More People Are Inhaling Heroin, Can Cause Holes in the Brain, New Study Finds

A man inhales heroin. Getty Images

There is a growing trend of people inhaling heroin by heating it up and breathing in its fumes through a pipe. Researchers say this is particularly concerning because this method comes with potential brain complications, including a higher risk of dementia and other forms of lasting cognitive impairment.

The technique, commonly called "chasing the dragon," is gaining popularity with teenagers. And while injection use is still the most common method for using heroin in the U.S., the number of people inhaling the drug is steadily climbing, according to a new review published on Monday in the journal JAMA Neurology.

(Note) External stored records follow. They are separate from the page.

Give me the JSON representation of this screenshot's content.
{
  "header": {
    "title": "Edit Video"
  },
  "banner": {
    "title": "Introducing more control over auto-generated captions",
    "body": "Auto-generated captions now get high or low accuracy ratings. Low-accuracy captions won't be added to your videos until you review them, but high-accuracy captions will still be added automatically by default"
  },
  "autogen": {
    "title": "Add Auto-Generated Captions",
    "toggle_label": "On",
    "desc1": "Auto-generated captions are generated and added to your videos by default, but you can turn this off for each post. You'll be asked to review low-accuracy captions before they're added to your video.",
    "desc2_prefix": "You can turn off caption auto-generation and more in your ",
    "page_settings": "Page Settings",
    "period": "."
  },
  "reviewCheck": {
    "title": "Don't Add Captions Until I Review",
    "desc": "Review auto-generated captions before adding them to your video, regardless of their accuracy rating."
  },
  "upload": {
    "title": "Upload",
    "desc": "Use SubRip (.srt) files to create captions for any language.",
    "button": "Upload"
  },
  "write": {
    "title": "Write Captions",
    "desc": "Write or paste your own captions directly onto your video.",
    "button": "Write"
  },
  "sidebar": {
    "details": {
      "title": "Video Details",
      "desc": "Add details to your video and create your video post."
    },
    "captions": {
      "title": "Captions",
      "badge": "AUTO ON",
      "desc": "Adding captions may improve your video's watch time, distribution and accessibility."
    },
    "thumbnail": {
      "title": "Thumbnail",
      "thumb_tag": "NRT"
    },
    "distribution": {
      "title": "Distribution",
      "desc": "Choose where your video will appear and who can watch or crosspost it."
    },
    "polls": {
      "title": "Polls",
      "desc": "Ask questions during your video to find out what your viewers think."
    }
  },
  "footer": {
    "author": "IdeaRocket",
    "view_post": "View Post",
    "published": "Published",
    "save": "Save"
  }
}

Users might gravitate toward this method since it is easier to administer, gives an intense high compared with snorting, and lessens the risk of contracting infectious diseases. The researchers argue that it's still not worth the risk.

heroin on foil with lighter and rolled up tube for smoking heroin. Researchers found that smoking heroin is gaining popularity with teenagers. Getty Images

"This is something that's unrecognized by physicians—people don't really think about it. And that's a problem," neurologist Ciro Ramos-Estebanez of the Cleveland Medical Center told Gizmodo. "It's something we can't neglect anymore."

Ramos-Estebanez and his colleagues decided to do the research when they came across a woman suffering from hydrocephalus, a buildup of fluid in the brain, caused by opioids. The woman fell into a coma after she had inhaled heroin. She did wake up eventually, but she was left with permanent mental impairment.

The team of researchers looked at more than 30 studies and case reports. One of their most stunning findings was that inhaling heroin has become more popular with teenagers.

Out of all inpatient hospital visits in 2014 due to heroin abuse among 12- to 19-year-olds, at least 21 percent involved inhalation of the drug.

According to the National Institute on Drug Abuse, in the most extreme cases, inhaling heroin can have deadly consequences. It can leave holes in the brain's white matter, the fibers that allow brain cells to communicate with one another. That can cause difficulty speaking, comas and seizures. Not everyone is affected in the same way. Some people may only experience mild memory loss and cognitive impairment.

"It's a heavy cost for patients, their families, and society itself," Ramos-Estebanez said.